I spent two weeks educating the electrical engineer about what tests were needed for a quality program and the timeline required for those tests, including “his” site’s safety requirements. The effect that the tests were going to have on “his” program’s “minimum standard” of testing 15 motors per hour was something he did not want to hear. To drive my point home, and to expose him to a real-world scenario, I decided to invite the electrical engineer to a day of offline testing. He was going to spend the whole day with me, from loading equipment in the morning while at the office until returning at end of the day. He seemed to be a good sport about the whole thing until it became apparent that I was right and he was wrong. After the third motor test (which happened to occur this time right before lunch) there suddenly was a meeting he couldn’t miss and I didn’t see him again until the next day.
When we did manage to meet up again there was a definite change in his approach as to how the program should be managed. The management of the motor program was turned over to the Predictive Maintenance (PdM) Department with reports copied to him.
Dealing with unrealistic expectations is a very common problem that on-site technicians have to deal with on a regular basis. As a traveling technician, the problem lies in the negotiations of the service and not having the safety procedures and other required safe work requirements, how long it takes to fulfill those requirements, and the understanding between both parties. Having unrealistic expectations can, and does, lead to a misunderstanding of how many motors can be tested in a given timeframe. So, if you run into a similar situation, keep your cool.
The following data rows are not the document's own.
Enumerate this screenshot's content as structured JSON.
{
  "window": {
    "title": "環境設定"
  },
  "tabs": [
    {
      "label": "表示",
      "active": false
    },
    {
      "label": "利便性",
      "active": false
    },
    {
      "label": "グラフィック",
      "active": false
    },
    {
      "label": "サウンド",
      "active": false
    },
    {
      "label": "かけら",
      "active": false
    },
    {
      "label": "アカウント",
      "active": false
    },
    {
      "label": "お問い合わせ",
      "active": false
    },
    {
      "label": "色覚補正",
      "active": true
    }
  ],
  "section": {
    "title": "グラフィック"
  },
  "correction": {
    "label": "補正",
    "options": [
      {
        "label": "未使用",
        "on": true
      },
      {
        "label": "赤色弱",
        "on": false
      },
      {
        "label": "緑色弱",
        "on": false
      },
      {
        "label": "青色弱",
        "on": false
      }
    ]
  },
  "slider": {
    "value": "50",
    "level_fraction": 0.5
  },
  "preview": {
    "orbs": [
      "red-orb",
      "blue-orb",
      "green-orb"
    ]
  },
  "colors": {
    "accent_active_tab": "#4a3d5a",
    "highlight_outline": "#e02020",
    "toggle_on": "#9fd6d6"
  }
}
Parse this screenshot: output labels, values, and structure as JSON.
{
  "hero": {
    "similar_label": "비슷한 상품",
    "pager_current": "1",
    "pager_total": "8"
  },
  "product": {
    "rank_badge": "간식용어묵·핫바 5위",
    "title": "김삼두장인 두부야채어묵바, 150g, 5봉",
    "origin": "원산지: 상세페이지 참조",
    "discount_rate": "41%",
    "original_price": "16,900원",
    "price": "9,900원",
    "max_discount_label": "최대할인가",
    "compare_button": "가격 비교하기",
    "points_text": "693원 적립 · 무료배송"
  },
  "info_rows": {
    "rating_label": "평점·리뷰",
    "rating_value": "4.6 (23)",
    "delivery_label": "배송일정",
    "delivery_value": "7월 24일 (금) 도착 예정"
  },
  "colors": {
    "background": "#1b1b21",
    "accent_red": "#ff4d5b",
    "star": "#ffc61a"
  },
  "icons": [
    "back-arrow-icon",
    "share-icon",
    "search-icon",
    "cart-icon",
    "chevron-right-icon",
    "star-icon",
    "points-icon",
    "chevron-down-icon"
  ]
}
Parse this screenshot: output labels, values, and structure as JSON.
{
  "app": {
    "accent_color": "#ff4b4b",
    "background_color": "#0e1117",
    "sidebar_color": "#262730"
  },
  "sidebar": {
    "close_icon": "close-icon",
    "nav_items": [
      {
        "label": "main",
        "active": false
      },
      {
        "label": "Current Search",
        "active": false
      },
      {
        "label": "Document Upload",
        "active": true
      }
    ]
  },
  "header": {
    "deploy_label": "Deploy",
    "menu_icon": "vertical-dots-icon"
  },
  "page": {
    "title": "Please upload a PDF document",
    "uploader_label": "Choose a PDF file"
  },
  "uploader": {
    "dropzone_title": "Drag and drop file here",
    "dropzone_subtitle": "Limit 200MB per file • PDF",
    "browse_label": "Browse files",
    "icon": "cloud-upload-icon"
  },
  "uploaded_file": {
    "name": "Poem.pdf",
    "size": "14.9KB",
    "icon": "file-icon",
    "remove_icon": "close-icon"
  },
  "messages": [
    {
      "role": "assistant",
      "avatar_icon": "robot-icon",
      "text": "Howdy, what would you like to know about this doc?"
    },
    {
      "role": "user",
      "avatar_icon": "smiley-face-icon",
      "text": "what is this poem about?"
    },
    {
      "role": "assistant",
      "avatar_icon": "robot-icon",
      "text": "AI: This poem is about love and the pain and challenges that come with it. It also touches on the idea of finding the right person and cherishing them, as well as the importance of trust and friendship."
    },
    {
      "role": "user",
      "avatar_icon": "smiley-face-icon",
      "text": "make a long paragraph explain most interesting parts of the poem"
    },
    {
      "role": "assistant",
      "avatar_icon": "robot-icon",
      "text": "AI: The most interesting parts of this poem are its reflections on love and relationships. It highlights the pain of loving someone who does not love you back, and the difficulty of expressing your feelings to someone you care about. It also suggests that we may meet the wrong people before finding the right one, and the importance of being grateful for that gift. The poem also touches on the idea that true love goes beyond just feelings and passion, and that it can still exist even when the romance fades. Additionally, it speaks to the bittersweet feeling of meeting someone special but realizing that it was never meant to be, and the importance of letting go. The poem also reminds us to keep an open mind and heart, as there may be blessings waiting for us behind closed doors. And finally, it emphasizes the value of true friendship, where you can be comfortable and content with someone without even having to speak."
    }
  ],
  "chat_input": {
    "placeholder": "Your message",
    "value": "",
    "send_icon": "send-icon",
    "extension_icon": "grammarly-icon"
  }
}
Showing a skeptic the time it takes to perform a motor test in the field can help convey what is, and what is not, a realistic expectation.